I think the top 3 skills needed by a cannabis entrepreneur are compassion, drive, and flexibility. This industry moves VERY quickly and requires major personal drive and the ability to push yourself through challenges as well as the flexibility to maneuver into new roles. My day changes constantly and I have to evolve into new tasks and areas of work I may be less familiar with - adaptability is key!
All that said, in my mind that drive and flexibility are useless without compassion - our empathy for patients should be what leads us as healers and caregivers, no matter what role we have in this industry and movement.
What has been your biggest struggle working in the cannabis industry?
My biggest challenge in my work with cannabis is without a doubt maintaining work/life balance. This challenge exists and looms large for several reasons. One is that the speed of this industry makes it difficult to "unplug" for fear of missing out on windows and losing opportunities.
Another part of this challenge for work/life balance in my reality surrounds my patients - my empathy for the people I engage with as patients means that I may choose to respond to their emails or make consultation calls instead of going out to exercise, enjoy nature or getting enough sleep. While I am aware that I need to be healthy and happy in order to reach more patients in need, it can be hard to draw that line and ensure my own wellbeing.
Name the number one mistake you see new cannabis companies make when entering the industry.
The number one mistake I see some new cannabis companies make is their minimal focus on patient and staff education. Everyone is on such a hunt to create new products or to open the best new dispensary or grow, all of which is very important of course, that the focus on understanding the science of cannabis may become secondary at best. For example, how many patients (myself included) have expressed a need for anxiety or stress reduction to a "budtender" and have been handed aativa-dominant THC as an option? While there IS great variance in patient response, we can generally say CBD medications and indica leaning THC medications are likely the best first choices for anxiety - yet this problem still persists.
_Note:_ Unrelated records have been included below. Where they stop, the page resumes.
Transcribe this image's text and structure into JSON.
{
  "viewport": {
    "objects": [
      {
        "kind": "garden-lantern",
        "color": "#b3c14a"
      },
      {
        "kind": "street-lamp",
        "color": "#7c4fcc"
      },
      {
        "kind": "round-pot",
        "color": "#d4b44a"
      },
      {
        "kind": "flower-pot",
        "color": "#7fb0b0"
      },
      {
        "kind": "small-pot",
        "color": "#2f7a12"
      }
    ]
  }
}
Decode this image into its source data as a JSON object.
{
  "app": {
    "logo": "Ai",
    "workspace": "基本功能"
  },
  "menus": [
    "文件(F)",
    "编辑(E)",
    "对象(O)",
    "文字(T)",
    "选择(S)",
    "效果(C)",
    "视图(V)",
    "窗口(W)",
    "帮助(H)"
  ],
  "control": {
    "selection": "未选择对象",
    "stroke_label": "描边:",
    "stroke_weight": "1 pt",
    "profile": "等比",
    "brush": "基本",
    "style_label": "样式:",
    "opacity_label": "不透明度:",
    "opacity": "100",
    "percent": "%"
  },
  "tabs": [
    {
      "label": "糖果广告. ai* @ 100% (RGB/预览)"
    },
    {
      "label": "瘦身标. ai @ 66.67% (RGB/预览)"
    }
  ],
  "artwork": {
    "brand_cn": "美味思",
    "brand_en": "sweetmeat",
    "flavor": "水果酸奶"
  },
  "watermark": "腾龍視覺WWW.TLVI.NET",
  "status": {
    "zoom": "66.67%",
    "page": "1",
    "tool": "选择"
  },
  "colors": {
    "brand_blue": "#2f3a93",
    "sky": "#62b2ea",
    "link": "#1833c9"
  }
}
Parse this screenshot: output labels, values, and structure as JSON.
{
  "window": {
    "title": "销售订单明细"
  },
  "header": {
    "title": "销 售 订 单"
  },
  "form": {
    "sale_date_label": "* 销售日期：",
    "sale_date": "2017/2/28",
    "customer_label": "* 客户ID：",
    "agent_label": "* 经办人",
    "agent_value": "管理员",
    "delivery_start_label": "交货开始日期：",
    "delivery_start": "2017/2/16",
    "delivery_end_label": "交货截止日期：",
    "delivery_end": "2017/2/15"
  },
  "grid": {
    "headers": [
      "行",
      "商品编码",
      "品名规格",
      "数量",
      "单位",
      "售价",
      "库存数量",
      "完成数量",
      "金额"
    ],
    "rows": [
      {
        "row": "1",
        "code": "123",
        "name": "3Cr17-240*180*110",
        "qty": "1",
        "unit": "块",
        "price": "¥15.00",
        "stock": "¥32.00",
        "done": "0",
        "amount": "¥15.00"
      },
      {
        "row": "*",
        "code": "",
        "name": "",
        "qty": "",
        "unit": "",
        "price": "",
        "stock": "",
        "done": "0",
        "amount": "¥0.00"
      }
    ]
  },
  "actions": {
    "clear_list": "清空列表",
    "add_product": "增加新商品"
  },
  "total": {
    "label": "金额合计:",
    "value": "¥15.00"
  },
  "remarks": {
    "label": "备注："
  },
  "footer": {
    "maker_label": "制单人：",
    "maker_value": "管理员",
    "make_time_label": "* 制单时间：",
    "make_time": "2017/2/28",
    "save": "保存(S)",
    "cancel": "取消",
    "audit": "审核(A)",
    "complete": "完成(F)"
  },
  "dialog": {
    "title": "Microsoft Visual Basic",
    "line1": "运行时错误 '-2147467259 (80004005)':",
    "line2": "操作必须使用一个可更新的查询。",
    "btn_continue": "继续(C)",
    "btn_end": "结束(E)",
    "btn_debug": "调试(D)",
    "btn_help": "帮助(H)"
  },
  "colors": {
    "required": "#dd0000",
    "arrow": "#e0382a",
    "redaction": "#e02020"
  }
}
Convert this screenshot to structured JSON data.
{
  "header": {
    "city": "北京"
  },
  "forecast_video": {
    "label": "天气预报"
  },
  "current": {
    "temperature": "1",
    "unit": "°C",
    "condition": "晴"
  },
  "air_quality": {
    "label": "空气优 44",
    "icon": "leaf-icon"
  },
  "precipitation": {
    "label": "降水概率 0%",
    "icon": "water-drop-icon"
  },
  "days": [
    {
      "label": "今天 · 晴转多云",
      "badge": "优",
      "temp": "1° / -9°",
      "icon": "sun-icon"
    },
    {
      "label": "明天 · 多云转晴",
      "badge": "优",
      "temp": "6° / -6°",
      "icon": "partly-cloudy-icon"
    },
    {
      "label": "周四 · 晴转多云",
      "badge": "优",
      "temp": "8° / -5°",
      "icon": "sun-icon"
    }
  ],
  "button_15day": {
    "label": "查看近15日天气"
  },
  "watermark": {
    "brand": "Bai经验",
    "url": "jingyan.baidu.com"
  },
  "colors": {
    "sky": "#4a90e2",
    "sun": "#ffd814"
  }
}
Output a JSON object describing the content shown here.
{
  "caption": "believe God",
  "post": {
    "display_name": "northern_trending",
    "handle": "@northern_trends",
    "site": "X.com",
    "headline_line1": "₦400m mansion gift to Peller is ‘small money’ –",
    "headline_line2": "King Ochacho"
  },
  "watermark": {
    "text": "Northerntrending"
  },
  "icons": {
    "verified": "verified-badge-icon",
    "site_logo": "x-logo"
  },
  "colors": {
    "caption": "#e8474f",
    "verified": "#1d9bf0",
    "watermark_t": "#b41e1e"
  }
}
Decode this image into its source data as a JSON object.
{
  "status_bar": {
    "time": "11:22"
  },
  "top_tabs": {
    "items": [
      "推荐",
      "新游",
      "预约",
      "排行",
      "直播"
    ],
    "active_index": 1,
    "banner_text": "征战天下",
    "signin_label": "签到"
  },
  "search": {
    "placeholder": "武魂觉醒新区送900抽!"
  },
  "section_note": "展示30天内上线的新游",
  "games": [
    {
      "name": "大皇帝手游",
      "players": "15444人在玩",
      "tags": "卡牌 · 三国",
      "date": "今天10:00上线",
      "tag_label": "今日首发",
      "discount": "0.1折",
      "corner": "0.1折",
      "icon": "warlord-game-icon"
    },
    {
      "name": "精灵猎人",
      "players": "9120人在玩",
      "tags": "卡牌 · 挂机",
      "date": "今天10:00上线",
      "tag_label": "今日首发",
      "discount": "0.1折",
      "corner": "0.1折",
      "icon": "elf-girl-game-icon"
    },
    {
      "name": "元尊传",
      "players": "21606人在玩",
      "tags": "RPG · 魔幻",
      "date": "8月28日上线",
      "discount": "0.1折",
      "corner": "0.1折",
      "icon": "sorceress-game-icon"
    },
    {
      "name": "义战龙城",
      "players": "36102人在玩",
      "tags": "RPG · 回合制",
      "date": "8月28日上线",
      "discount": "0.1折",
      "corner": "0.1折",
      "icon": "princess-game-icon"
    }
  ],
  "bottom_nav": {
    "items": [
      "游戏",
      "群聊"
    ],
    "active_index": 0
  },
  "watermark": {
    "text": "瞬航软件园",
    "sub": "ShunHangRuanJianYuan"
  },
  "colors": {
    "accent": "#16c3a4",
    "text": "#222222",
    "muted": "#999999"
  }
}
As another example, greater education in the industry would lead to a better understanding of the values and pitfalls of various extraction methodologies but we still face a great deal of confusion regarding the entourage effect and why it appears to be so valuable to retain as many of the original cannabinoids and terpenes as the plant provides. Information regarding the efficacy of various approaches to cannabis medications should be of utmost importance but is sometimes left out of the picture in the race to "succeed" in business. Don't get me wrong - there are many good companies as well and we all need more (not less) medication options. That said, my advice to new cannabis companies would be - don't make it or sell it if you or your family wouldn't want to consume it for health and wellness and make it a point that you and your staff are always furthering education to the benefit of patients.
What do you see in the future between the cannabis industry and other fields of natural health/medicine?
I truly wish more western healthcare providers had a greater interest in cannabis as medicine, but those that do often have minimal engagement with the cannabis community and little opportunity to learn from the work we've collectively done to assist patients. At this point, when I do provide consultations it's often to physicians themselves. I don't recommend specific medications - I just try to illuminate some of the basics we've learned about the entourage effect, CBD:THC ratios, terpenes, extraction and the variance in physiological response.
My goal with that choice of consultation is to maximize the educational value of my work. I regularly speak with doctors who want to understand more about what we've learned anecdotally in the cannabis world. While it's valuable to read research (especially from other nations where researchers can go further), nothing can replace having engaged with thousands of patients. The future of cannabis is directly tied to how well we as a community engage with the modern healthcare system so as to reduce the stigma and increase our understanding of this amazing plant.